Over the last decade sex work projects, the police and other agencies in Liverpool (United Kingdom) have been addressing violence against sex workers, encouraging reporting and taking crimes committed against sex workers seriously.
Our staunch moral judgment of individuals who by choice or circumstance participate in the sex industry results in the shattering silence around incidents of rapes, assaults, and murders of sex workers.
The state consistently fails to punish police who commit violence against sex workers.
Aboriginal sex workers are subject to dual discrimination, experience high rates of violence, including murder, and high rates of HIV among other outcomes associated with violations of their human rights.
Little attention is given to violence experienced by sex workers from those closest to them: their husbands, boyfriends and partners.
Doubly stigmatised, transgender sex workers experience violence from the public, customers, their ‘sisters,’ and the police.
The FBI’s “Operation Innocence Lost” and the removal of Craigslist’s erotic services section are misguided, dangerous attempts at making the sex industry safer.
A recent report on the sex trade illustrates how stigmatization and criminalization of sex workers in the United States result in widespread abuses of civil and human rights.
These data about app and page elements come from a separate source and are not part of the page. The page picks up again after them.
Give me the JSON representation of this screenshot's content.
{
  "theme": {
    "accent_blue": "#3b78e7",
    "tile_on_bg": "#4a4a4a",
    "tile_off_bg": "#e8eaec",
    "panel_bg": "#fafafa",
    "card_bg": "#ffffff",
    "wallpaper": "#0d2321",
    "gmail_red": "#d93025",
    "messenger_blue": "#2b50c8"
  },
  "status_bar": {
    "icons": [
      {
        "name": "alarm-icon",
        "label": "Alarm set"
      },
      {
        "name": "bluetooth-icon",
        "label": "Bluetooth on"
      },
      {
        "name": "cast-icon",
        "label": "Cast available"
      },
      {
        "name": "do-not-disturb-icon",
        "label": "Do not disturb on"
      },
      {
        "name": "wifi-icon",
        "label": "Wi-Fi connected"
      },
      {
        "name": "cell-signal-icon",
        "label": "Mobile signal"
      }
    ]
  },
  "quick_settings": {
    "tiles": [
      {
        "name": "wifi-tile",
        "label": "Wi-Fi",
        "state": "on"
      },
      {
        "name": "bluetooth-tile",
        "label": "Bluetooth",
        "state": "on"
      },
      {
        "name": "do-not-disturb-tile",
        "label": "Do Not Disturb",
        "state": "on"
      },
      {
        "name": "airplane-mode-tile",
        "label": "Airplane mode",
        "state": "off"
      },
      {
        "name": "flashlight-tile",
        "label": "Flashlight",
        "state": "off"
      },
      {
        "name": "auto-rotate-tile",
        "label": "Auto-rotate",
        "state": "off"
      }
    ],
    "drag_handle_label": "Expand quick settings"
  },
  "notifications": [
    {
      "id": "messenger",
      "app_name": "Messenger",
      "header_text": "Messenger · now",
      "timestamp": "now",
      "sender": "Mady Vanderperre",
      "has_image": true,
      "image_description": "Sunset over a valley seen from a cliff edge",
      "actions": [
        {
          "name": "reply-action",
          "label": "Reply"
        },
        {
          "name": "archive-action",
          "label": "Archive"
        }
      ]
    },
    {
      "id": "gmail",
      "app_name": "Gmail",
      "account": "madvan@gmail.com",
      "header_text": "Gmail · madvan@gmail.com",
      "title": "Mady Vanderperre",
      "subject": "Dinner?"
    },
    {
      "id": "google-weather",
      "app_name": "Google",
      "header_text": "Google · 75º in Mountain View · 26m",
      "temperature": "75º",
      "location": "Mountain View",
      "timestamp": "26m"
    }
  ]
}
Cambodia was until recently praised by the international public health community for efforts to fight the spread of HIV. But a 2008 anti-trafficking law criminalized sex work and sent sex workers into hiding, undermining human rights and broader public health efforts.